To determine whether it is possible to implant low-penetrating single ions in diamond with high efficiency we developed a diamond detector using commercially available diamond and front-end electronics. Ion microprobe and IBIC (ion beam induced charge) technique were used to map the spatial distribution of CCE (charge collection efficiency) of the detector, a crucial parameter for single ion detection. To determine the energy resolution of the detector, as well as to map the CCE distribution close to the surface, a series of irradiations was performed with ions ranging in energy from 100 keV to 1 MeV and penetration depth from 100 nm to 12.6 um. In order to achieve high energy resolution, necessary for detection of low-penetrating ions, XGLab CUBE charge preamplifier was used. The measurements were done both at room temperature and at low temperatures (down to -40°C). The successful detection of 140 keV copper ions that penetrate on average around 100 nm was demonstrated, and the best achieved energy resolution was 1.2 keV. The optimal position of implantation sites was also determined from the spatial distribution of CCE.

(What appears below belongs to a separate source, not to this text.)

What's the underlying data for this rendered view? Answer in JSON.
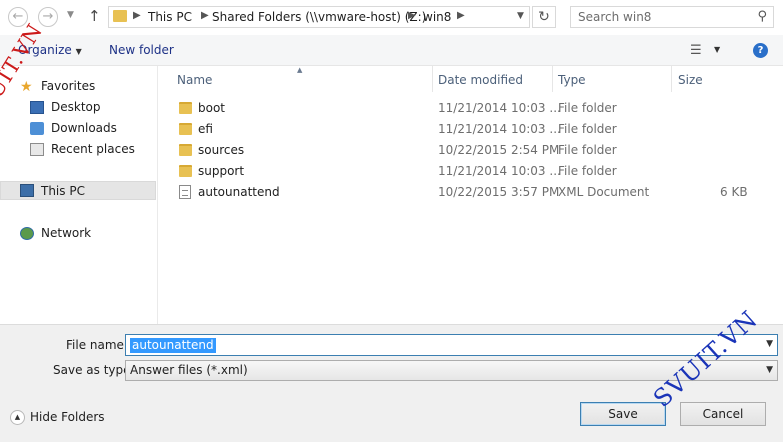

Milan Vićentijević received a title of Master of Science in Electrical engineering and information technology at the School of Electrical Engineering and Computing at the University of Belgrade in 2016, with the final thesis entitled “Modification of 2D Material Exfoliation Methods and Fabrication of Van Der Waals Heterostructures". Since 2017. he is working at the Laboratory for Ion Beam Interactions at Ruđer Bošković Institute as a professional associate, on designing control systems for particle accelerators. He started his PhD in 2018. at the Faculty of Electrical Engineering and Computing, under the supervision of prof. Tomislav Suligoj, with his PhD research focused on low noise diamond detectors.